It’s true that this technically answers the question in the negative, but one could still hope that if one imposes stronger conditions on the Beurling primes (for instance, some uniform spacing between Beurling integers) then one could use decoupling methods to improve upon the classical zero free region. I haven’t looked into this carefully, though. [Admittedly, the uniform spacing hypothesis is extremely strong and it may well be that it excludes all examples that aren’t essentially arithmetic in nature, but still it would emphasise the point that the Vinogradov zero free region is not inherently arithmetic in nature.]

]]>Diamond, Harold G.(1-IL); Montgomery, Hugh L.(1-MI); Vorhauer, Ulrike M. A.(1-KNTS) Beurling primes with large oscillation.

in which they show that 1 – c / \log t is the best zero-free region one can get in the case of Beurling primes (one can construct sets of Beurling primes with zeros beyond this region).

]]>*[Corrected, thanks – T.]*

Is it possible to combine both methods (to a possibly stronger method)?

]]>A key input of decoupling is the ability to induct on multiple scales, and we don’t seem to have an analogue of this in finite fields (where there are basically only two scales, the scale of a single point, and the scale of the entire field), except possibly in those situations where the finite field has a number of non-trivial subfields. On the other hand, Wooley has a recent preprint at https://arxiv.org/abs/1708.01220 where he develops a nested efficient congruencing method that is in some sense a “p-adic analogue” of decoupling (and in particular provides a second proof of the Vinogradov main conjecture) and which can be applied relatively easily to function field settings.

]]>I wonder if some of the decoupling techniques may be applicable in the finite field setting (it’s more of a blind guess rather than suggestion)?

]]>I’m currently studying the latest paper of Bourgain and Demeter on decoupling (https://arxiv.org/abs/1604.06032), but there is one issue I just don’t understand. In the proof of Prop. 8.4 in order to apply Thm. 5.1 the authors claim that the Fourier transform of the function (let’s call this function for fixed is supported in the neighborhood of the parabola . But for Thm. 5.1 I need that the Fourier support lies in the smaller set for some constant .

My question is the following: How is the Fourier transform of defined in order to give the author’s claim above any sense? Since does not lie in any space, the usual definition does not make sense, does it?
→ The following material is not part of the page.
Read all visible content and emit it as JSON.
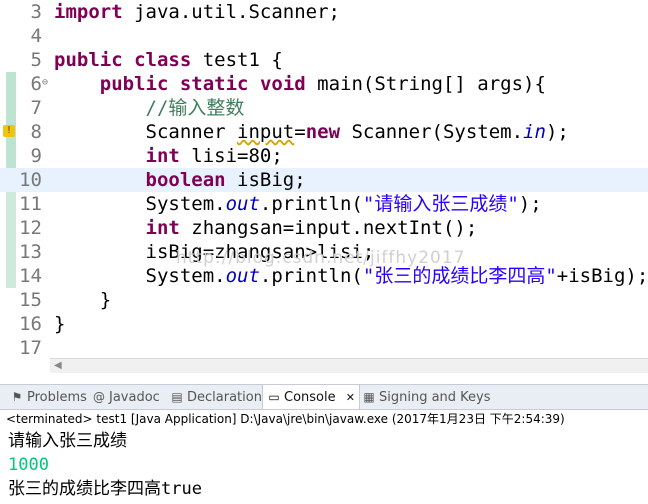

If I consider as a distribution, then I’m able to conclude that it has Fourier support (in the distributional sense) in . But that doesn’t seem to help me when I want to apply Thm. 5.1.

May I ask you to elaborate on this issue and explain how equation (21) in the above paper can be derived?

]]>